- _Problem to work on_: Each line of the records below that holds "content" should be returned.

Interface dataset entries:
◆ ◆ ◆ ◆ ◆

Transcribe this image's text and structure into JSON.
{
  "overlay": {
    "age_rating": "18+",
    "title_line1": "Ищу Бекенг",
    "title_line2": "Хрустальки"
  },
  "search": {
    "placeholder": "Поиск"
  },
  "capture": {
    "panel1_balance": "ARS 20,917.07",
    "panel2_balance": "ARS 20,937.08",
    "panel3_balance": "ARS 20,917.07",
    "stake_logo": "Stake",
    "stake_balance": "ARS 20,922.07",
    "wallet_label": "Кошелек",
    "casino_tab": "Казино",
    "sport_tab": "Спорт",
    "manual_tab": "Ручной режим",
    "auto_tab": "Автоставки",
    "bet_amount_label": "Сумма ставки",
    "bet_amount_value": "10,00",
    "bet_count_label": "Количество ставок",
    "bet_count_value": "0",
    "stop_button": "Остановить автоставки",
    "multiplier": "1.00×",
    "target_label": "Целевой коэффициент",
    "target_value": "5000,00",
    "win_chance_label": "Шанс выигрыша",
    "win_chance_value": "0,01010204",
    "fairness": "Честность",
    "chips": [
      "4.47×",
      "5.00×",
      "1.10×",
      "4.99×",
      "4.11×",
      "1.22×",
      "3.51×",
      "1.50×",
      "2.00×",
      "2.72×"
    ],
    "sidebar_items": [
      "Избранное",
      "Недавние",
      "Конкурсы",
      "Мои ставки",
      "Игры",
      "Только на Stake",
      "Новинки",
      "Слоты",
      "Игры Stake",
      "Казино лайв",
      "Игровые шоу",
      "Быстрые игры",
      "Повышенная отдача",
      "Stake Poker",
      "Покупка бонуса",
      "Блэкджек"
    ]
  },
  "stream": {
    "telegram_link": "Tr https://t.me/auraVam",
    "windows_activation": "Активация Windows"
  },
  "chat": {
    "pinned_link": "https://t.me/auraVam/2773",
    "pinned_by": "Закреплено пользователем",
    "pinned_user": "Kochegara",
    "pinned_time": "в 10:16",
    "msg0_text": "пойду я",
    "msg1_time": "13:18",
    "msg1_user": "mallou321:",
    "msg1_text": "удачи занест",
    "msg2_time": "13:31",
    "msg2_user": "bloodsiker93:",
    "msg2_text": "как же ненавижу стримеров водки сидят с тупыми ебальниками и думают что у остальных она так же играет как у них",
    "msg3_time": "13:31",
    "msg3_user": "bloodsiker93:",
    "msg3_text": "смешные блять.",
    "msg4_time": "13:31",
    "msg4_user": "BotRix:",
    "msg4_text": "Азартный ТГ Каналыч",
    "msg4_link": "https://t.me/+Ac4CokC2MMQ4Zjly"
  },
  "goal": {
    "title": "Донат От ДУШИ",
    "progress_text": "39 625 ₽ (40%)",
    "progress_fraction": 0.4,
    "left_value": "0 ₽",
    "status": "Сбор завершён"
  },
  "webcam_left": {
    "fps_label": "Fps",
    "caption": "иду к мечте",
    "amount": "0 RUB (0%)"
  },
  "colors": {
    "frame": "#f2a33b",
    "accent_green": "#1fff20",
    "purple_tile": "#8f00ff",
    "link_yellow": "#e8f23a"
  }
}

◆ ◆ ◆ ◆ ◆

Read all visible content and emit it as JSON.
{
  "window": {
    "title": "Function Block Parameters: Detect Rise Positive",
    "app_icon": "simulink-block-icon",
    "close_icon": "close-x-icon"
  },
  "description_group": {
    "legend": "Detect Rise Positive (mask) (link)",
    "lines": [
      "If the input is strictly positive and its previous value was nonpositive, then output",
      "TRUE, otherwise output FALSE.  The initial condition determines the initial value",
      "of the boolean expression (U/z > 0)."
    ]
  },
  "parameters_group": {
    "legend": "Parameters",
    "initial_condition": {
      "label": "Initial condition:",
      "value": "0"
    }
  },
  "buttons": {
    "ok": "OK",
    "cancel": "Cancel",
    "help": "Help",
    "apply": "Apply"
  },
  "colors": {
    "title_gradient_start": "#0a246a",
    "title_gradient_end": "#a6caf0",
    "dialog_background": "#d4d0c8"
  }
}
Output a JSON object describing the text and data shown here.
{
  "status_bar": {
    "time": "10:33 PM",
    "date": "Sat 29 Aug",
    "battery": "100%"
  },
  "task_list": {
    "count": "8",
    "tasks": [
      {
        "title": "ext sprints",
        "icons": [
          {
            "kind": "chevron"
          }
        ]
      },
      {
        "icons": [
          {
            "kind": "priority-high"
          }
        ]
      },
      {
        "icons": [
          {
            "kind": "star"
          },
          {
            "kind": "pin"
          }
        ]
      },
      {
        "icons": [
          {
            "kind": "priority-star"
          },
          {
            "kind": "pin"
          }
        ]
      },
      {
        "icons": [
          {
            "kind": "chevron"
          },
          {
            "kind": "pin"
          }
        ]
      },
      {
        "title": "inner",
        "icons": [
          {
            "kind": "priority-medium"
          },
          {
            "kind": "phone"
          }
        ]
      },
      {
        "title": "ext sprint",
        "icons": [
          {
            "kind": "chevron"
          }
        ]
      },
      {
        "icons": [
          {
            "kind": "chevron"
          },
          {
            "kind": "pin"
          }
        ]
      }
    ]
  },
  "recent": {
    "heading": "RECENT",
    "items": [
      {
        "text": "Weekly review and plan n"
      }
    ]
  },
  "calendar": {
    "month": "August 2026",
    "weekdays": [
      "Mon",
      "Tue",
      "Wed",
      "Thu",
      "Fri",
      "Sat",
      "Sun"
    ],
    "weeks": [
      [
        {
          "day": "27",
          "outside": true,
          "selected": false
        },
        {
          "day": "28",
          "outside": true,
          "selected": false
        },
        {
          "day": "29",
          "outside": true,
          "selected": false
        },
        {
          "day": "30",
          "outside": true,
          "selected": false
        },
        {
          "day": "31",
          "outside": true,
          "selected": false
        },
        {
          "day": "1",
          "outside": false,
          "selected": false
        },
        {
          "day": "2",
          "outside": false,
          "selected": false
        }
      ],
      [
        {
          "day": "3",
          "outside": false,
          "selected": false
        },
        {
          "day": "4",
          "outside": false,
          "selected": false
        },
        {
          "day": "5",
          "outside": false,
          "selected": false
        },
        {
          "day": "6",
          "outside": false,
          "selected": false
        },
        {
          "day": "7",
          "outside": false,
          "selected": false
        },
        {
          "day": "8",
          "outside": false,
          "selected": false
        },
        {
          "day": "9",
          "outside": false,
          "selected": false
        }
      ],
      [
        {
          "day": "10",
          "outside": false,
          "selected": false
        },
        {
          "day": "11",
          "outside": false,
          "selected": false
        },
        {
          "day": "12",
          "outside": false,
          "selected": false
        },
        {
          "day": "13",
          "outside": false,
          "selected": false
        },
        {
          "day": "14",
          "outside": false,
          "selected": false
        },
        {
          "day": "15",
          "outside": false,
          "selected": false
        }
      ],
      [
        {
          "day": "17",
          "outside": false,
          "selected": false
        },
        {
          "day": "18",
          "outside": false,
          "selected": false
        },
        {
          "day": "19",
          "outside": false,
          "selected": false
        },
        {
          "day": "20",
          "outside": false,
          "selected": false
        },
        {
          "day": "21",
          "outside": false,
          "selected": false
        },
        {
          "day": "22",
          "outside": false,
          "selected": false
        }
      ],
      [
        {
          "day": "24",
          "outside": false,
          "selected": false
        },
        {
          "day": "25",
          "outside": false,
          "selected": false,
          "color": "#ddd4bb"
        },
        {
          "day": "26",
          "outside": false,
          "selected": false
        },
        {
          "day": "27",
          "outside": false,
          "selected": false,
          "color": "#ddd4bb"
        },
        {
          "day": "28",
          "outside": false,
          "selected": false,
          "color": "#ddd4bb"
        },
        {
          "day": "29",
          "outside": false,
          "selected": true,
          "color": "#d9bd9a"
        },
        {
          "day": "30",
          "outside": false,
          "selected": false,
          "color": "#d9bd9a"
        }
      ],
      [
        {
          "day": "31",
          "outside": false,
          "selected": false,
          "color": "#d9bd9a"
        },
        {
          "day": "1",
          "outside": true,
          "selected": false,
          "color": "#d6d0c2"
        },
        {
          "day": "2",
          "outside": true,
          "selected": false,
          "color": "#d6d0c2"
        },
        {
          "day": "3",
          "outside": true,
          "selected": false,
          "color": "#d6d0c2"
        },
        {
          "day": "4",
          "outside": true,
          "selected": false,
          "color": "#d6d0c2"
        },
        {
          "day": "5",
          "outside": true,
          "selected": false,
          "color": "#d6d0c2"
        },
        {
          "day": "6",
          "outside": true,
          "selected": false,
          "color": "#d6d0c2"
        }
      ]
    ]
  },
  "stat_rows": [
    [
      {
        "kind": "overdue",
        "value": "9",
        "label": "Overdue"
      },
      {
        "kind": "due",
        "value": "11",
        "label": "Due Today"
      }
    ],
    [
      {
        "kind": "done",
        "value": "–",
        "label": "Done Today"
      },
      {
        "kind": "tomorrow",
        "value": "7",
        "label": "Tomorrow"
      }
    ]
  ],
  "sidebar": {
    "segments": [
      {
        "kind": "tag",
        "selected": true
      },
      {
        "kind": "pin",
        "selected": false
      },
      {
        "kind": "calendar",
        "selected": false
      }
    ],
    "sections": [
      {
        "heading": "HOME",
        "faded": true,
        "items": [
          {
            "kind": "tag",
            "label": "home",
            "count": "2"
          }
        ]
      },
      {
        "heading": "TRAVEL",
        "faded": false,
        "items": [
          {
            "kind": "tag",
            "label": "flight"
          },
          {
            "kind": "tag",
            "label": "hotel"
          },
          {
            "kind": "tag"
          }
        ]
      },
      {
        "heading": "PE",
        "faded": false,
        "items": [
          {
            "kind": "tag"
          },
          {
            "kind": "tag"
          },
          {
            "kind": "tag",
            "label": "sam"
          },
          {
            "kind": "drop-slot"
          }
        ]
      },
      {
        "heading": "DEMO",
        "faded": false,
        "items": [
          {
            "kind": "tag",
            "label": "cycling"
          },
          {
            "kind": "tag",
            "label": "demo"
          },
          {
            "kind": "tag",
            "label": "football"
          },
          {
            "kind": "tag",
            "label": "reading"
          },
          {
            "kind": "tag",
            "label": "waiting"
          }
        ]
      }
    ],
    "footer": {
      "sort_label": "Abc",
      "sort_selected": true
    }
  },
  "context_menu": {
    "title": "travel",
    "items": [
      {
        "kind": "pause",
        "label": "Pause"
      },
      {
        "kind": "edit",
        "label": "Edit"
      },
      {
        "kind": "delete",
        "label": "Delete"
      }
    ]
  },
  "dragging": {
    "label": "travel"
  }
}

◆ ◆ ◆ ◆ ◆

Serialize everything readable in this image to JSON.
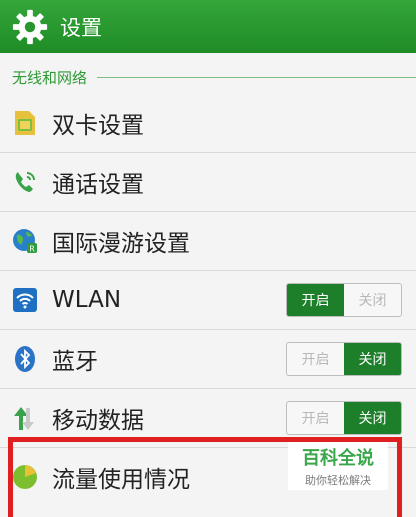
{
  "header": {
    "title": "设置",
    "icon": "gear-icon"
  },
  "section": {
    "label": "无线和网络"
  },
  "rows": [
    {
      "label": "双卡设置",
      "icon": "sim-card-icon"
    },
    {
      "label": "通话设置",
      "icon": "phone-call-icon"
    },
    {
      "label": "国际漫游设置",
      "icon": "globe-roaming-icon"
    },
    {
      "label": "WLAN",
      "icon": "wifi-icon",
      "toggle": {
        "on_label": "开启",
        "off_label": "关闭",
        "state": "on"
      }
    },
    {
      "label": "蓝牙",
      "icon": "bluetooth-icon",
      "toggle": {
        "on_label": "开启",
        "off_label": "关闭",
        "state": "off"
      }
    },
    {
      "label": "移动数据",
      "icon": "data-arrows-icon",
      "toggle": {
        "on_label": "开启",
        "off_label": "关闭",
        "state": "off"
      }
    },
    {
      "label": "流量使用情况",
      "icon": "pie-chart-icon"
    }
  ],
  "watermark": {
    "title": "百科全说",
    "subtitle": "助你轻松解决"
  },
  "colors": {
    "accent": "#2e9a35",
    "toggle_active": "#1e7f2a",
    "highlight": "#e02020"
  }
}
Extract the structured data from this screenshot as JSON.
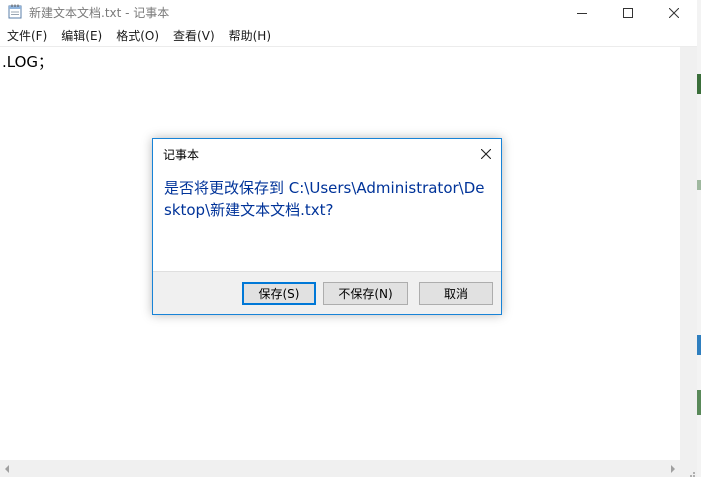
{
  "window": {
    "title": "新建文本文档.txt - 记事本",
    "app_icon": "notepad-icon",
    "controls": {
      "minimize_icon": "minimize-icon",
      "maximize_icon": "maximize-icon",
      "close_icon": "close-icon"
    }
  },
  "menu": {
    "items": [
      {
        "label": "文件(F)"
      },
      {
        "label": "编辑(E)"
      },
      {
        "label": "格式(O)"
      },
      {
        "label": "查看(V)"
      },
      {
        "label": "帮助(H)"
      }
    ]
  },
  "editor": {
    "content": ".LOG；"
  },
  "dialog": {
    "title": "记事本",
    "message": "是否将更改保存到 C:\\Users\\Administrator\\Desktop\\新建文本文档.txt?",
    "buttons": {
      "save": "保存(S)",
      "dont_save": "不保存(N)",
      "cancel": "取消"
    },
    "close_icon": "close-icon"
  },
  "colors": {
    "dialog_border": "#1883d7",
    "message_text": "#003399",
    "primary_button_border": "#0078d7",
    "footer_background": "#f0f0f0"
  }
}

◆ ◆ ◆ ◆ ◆

- _Expected answer_:
Read all visible content and emit it as JSON.
    "content": ".LOG；"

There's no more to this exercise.